Is it time for a radical simplification of digital design?

Digital platforms designed to hijack attention and bloated with features are doing little for people’s collective wellbeing, but is it too late to embrace a more simple, human approach?

Ten years ago, Instagram was a simple place. You could share photos, you could look at photos, and that was about it. Fast forward to 2021 and it’s a many-tentacled beast. There’s Reels, Stories, story highlights, posts, IGTV, marketplace, promoted posts and direct messages.

And it’s a similar story for many other digital products that have become mainstays of our online lives. As features have proliferated, these platforms have become ever more complex and, for many, overwhelming worlds to inhabit. That’s reflected in their design, with apps, websites and streaming services bursting at the seams with options, menus and buttons, which often make them harder to understand and use – even for users that are digitally literate. Services we once loved for doing one thing are now doing 12, and often none of them very well.

Matt Rice, co-founder and creative director at digital product studio Sennep, agrees that these platforms are becoming increasingly complex. After the latest Instagram update, he says he struggled to work out how to post a picture or check notifications – two basic functions that underpin Instagram’s entire purpose. “I think they’re over-featured,” he tells CR. “It was very simple when the main purpose was to share pictures, follow people that you like, follow friends and family to see what they’re up to … but it definitely feels bloated.

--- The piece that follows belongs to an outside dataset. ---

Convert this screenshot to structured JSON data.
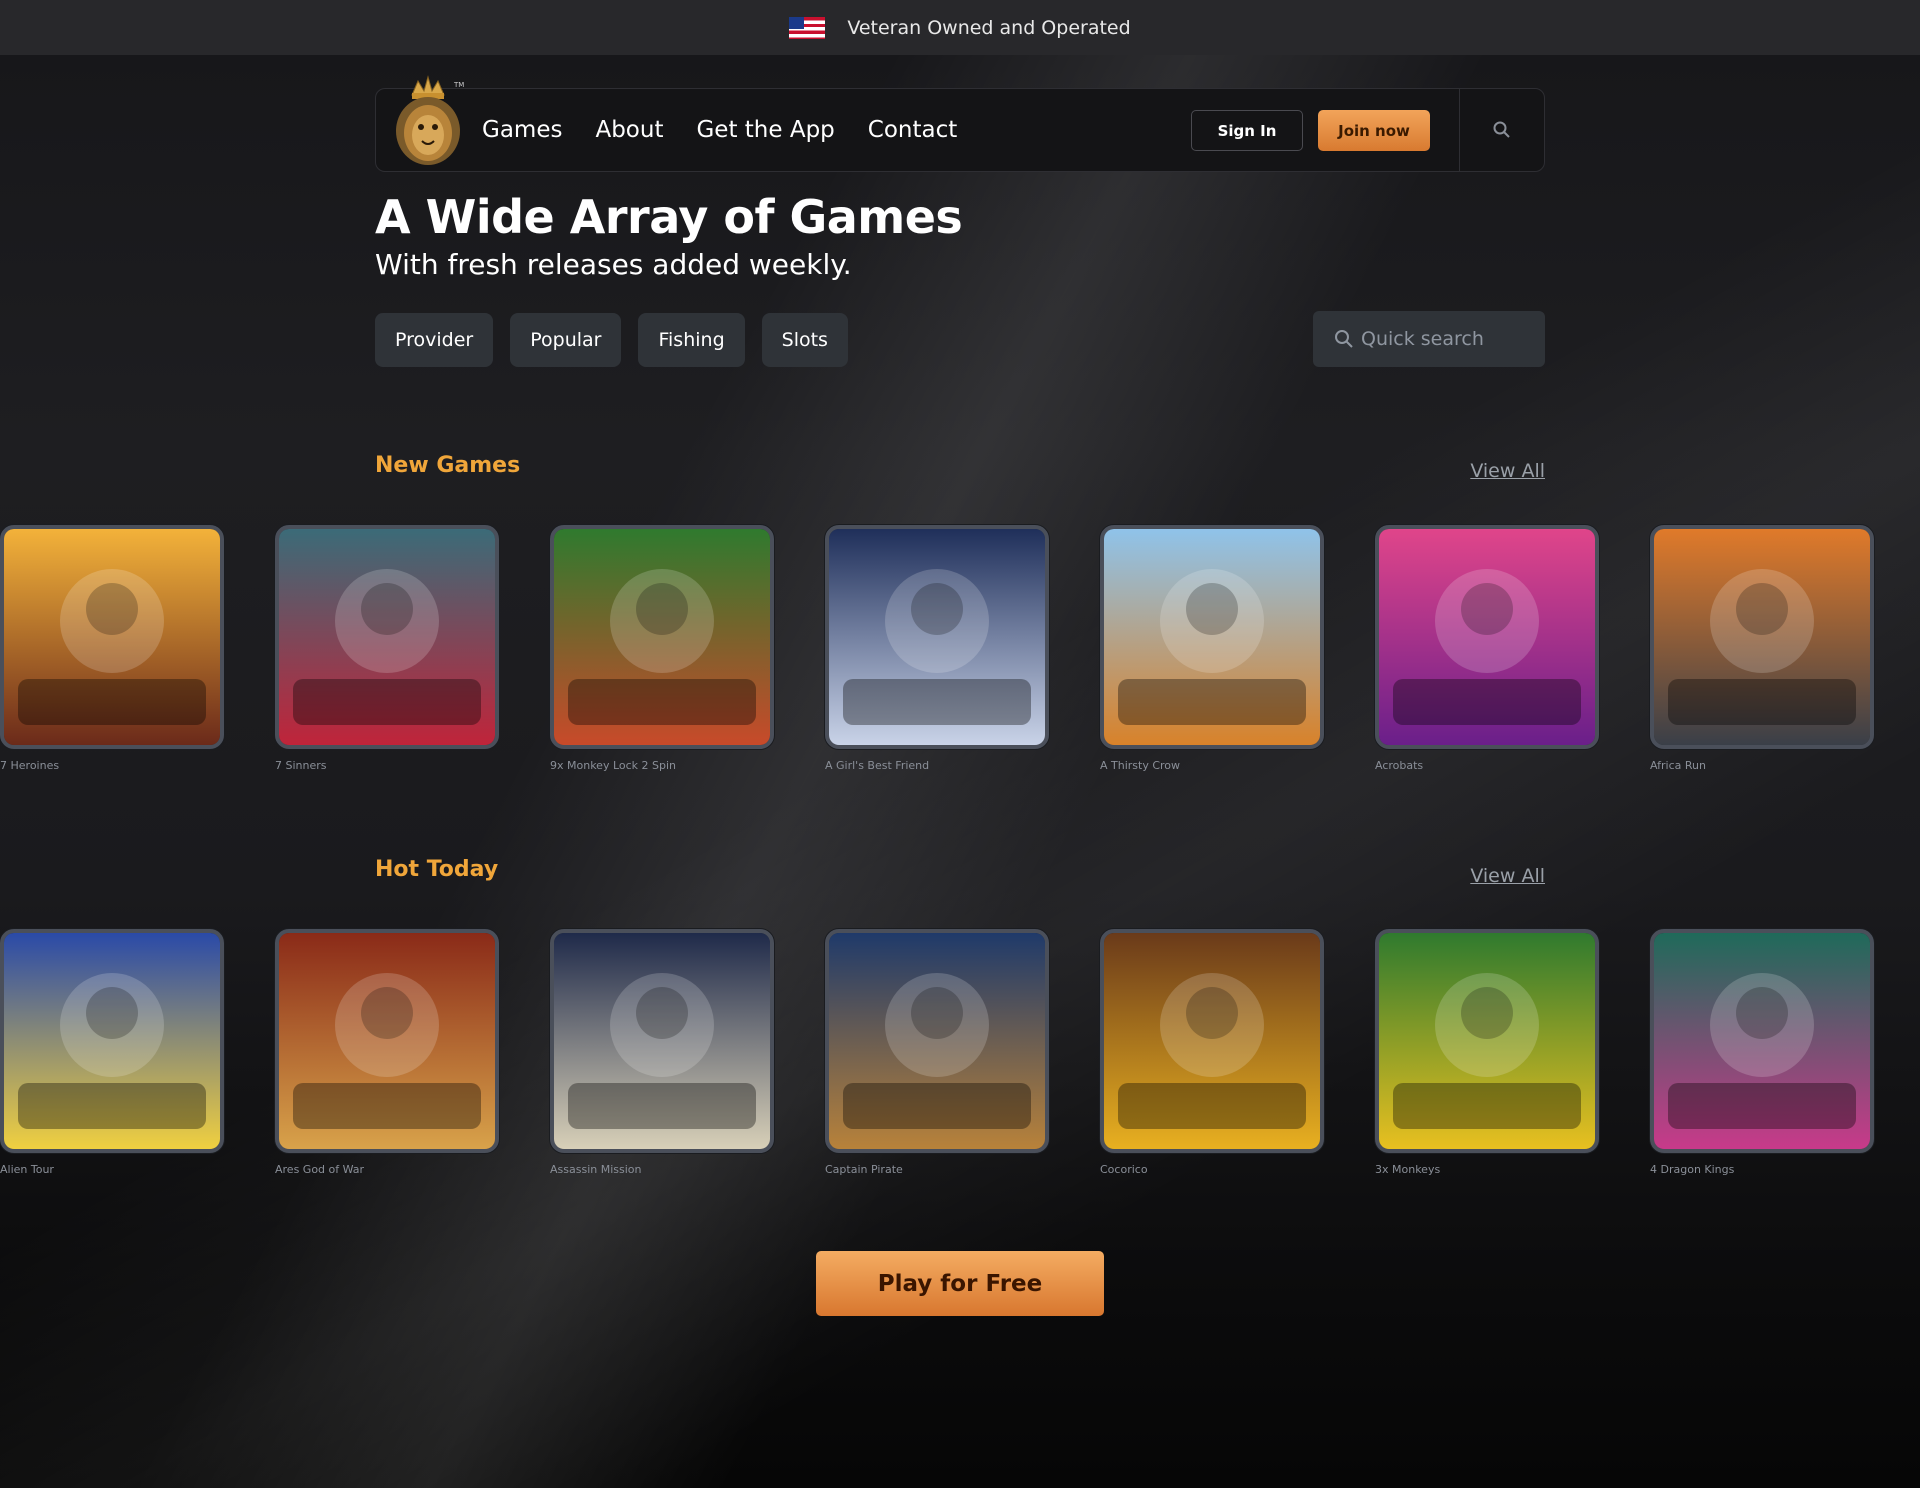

These new updates are really driven by the business rather than the user experience.”

We had this ‘do one thing well’ approach in the app boom, and it seems to have fallen by the wayside

JUNIOR GRAPHIC DESIGNER

Milton Keynes